**** GIVEN RECORDS ****
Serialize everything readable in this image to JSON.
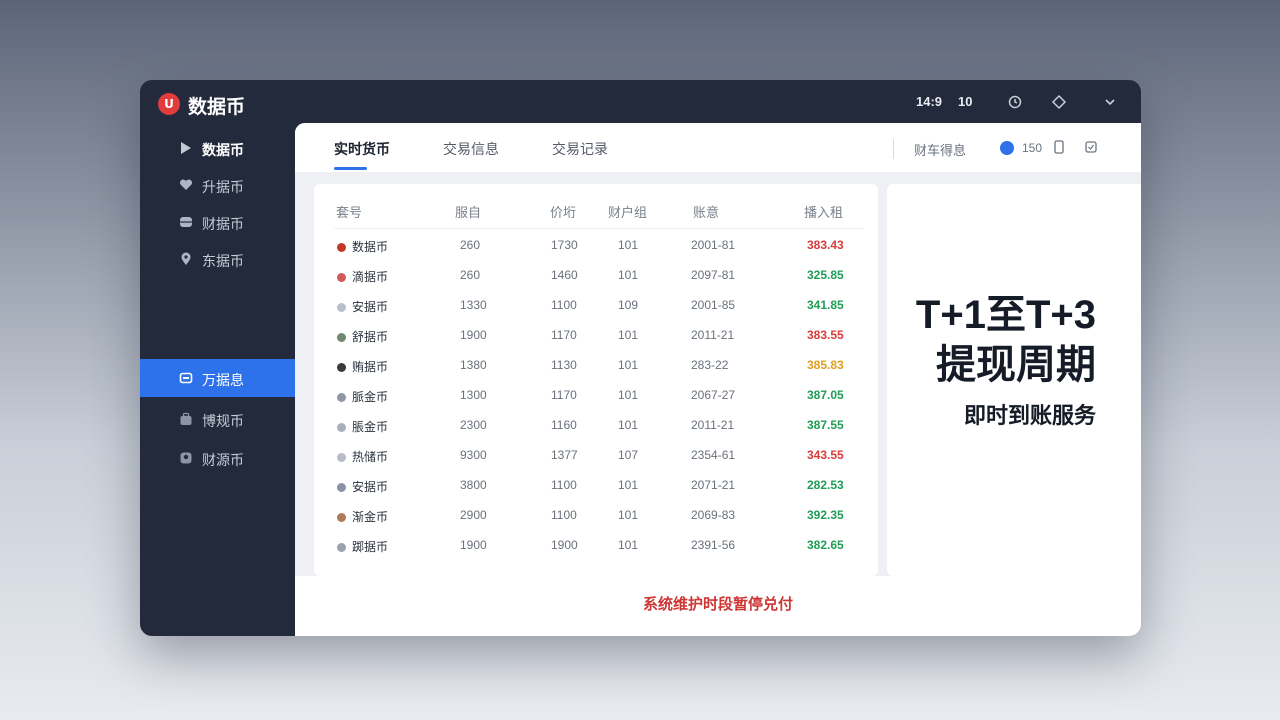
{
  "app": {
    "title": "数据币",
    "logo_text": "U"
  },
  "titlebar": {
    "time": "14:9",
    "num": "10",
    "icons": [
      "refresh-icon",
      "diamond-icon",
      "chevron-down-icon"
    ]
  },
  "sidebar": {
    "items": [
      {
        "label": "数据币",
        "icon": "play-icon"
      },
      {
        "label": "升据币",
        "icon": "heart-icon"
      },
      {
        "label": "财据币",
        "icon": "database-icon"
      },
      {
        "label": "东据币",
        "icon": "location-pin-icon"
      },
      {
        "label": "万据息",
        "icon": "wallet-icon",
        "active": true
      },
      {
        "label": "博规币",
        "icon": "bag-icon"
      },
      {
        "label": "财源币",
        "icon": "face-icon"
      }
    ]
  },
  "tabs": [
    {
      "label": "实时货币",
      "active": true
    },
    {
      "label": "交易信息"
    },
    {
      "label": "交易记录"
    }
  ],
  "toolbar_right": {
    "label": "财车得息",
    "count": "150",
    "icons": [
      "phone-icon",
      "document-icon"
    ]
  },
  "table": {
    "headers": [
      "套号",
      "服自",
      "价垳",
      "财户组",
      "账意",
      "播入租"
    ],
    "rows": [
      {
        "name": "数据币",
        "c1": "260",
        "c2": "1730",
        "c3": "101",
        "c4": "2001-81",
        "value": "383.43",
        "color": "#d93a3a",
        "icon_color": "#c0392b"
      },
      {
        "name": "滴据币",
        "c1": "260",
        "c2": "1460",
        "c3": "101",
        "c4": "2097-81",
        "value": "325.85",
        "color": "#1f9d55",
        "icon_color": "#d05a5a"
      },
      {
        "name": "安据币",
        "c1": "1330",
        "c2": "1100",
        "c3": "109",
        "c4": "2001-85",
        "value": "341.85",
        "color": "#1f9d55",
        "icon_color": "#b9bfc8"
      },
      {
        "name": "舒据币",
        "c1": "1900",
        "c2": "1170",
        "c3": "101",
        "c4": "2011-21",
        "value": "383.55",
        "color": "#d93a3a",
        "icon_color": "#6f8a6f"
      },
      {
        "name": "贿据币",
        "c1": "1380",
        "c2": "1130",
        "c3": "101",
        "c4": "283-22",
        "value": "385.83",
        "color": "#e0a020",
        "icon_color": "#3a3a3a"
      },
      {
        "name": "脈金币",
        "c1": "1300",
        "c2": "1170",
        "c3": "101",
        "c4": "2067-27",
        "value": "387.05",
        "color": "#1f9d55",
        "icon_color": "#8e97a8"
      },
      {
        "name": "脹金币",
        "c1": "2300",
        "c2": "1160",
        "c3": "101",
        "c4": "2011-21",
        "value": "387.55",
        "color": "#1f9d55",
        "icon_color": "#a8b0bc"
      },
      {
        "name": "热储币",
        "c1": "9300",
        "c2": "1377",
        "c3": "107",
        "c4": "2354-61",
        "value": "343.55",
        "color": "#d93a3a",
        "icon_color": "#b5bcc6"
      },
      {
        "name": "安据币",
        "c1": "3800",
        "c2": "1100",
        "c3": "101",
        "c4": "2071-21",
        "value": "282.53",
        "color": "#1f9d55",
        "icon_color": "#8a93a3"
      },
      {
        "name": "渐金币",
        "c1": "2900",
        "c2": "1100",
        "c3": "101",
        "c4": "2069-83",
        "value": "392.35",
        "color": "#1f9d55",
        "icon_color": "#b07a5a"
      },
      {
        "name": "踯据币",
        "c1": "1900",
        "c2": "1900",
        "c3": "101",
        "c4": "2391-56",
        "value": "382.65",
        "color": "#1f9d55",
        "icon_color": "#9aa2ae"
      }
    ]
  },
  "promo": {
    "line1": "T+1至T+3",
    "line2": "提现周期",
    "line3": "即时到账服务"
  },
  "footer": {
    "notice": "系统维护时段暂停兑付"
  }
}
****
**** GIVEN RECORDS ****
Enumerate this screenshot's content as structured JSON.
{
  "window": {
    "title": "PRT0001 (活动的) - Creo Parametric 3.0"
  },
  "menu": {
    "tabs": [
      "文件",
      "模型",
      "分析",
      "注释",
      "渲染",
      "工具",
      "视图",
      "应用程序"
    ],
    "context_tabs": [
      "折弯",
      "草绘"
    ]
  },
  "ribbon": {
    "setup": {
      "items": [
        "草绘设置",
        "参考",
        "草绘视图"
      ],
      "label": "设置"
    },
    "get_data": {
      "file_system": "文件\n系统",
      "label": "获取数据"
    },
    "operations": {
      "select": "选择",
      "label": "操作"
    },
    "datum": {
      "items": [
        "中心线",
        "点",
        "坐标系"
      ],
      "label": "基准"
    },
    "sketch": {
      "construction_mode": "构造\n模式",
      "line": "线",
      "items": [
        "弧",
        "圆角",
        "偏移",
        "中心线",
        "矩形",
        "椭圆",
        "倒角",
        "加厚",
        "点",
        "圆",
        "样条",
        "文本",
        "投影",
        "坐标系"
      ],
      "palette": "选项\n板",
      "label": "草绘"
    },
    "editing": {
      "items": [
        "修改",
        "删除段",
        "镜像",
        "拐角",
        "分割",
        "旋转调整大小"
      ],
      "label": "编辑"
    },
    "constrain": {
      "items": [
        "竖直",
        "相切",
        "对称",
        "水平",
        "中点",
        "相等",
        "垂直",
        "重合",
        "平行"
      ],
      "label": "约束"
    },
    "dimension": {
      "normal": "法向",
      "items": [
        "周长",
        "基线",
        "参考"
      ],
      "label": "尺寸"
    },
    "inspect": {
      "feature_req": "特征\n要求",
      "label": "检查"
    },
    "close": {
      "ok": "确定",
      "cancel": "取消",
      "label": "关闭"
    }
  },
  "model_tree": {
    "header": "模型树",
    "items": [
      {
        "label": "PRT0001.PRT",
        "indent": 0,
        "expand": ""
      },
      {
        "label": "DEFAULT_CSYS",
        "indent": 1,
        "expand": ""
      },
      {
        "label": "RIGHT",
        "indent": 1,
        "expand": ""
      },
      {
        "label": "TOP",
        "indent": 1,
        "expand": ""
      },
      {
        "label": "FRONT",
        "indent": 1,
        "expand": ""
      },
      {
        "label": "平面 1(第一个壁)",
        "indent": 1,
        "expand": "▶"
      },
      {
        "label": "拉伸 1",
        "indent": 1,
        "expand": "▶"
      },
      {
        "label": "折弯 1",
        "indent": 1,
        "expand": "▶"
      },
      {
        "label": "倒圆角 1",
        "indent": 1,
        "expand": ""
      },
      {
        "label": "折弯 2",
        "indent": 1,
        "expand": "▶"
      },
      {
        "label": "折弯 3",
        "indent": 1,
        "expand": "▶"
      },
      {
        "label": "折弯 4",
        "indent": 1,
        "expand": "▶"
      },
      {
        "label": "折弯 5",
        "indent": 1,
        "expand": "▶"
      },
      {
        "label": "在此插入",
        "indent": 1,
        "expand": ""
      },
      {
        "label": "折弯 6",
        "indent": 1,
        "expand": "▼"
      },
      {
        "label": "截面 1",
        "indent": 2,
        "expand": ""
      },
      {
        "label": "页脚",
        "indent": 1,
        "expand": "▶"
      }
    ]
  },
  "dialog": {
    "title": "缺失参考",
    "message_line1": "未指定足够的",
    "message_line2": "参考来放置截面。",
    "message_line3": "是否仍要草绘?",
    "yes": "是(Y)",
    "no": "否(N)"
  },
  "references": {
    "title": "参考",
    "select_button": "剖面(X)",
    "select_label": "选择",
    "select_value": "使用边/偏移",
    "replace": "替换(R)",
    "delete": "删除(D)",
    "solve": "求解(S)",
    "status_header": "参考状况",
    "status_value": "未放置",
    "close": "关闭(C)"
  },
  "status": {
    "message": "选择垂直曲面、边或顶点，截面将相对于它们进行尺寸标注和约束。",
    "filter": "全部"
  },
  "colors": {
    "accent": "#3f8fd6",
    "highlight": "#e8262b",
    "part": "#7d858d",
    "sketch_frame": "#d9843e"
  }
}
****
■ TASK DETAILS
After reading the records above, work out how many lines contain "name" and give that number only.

■ EXERCISE RESULT
11